Now you just have to figure out how you can put Facebook to good use within your HR marketing strategy ... and that's when it gets complex.

 

According to an (already old) survey, 50% of US companies seem to ban Facebook from the office.

Are those companies willing to ‘look cool’ although they're not?

Of course, there's the fear those highly qualified employees, selected to shape the future of multi million dollars companies, might not realise the money they receive from their employer is not meant to fund their time on FB ...

I mean ... really?

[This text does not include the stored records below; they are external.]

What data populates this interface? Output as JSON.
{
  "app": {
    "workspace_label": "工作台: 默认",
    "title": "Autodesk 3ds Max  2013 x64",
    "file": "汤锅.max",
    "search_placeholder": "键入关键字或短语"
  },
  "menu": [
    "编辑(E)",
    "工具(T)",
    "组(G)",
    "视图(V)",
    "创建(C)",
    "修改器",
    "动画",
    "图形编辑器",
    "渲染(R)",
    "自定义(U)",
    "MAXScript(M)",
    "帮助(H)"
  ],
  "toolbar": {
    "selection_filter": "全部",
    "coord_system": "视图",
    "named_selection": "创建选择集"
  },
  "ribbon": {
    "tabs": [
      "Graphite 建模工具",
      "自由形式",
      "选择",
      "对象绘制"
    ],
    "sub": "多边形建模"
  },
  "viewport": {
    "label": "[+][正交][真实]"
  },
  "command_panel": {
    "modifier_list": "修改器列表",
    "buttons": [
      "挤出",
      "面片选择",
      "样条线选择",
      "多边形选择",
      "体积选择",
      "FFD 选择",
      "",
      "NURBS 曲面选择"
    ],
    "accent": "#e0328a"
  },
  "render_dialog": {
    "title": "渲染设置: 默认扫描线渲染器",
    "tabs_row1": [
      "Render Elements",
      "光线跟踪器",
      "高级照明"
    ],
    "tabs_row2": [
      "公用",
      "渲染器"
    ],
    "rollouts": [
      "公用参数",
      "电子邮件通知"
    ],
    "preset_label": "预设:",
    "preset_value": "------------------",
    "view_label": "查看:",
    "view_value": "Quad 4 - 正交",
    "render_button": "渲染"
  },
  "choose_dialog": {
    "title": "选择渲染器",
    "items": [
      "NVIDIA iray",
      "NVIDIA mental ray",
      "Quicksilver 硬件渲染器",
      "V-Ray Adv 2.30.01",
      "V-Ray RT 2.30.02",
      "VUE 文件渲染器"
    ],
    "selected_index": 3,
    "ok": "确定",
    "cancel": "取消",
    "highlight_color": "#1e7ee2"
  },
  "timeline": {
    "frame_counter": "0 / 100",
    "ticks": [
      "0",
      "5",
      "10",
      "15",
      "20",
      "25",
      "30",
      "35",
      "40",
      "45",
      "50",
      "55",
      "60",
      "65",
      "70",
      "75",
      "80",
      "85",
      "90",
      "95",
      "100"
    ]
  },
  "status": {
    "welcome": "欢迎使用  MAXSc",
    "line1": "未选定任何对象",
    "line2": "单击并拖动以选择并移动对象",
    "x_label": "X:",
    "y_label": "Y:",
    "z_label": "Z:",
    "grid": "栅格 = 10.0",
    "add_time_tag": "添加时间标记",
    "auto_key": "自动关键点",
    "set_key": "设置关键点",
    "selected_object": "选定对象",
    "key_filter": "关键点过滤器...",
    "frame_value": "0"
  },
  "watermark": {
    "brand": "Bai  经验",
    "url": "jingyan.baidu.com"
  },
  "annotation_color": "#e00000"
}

A client of mine formulated that very sensible theory : "I think when the first phones in the office came, management would not allow just anyone to have one because those people would be so overwhelmed with being able to give phone calls to people that they would do it all the time; its probably the same for social networking, it needs time to settle as something people will know how to reasonably use" (Vincent, if you read me, thanks).

There are risks you should consider if your company is one of those 50% though ...

1st, assuming you chose to use social networks as part of your HR marketing (which you definitely should by the way), you risk disappointing new hires by selling them what you're not (how come social networking is cool enough for the company to use as part of it's attraction strategy but not enough for them to use as employees?).

2nd, you'll end up loosing some of your employees. This Accenture survey (USA, Nov 08) called "New generation workers want technology their way" is a MUST read.

I'll just quote their conclusion :

“The message from Millennials is clear:  to lure them into the workplace, prospective employers must provide state-of-the-art technologies,” said Gary Curtis, managing director of Accenture Technology Consulting.  “And if their employers don’t support their preferred technologies, Millennials will acquire and use them anyway. In order to acquire and retain the best talent, organizations must understand the technologies that the new workforce expects and then find a way to support their employees without compromising enterprise security.”
 

If that's not enough, I'll quote another survey (and, by the way, I just love quoting surveys) that found out that "39% would consider quitting work if social networking was given the chop."

With the rise of the Blackberry powered "Nights & week ends working availability", workers have long learnt that they had to keep room for work within their personal time, now they want to right to slice some personal into their work time : "I'll stay in the office until 8PM and then go to my friends place for dinner afterwards assuming I had the chance to plan it on Facebook during the day (20 minutes?) ; otherwise, I'll just leave at 6 and plan the exact same dinner ..."

So, i beg you "Don't ban Facebook at work" (and yes, that’s another survey!)

PS : Assuming you work for one of those companies, you obviously have tried replacing "http://" by "https://" at the beginning of the URLs when trying to access Facebook? (works more often than not).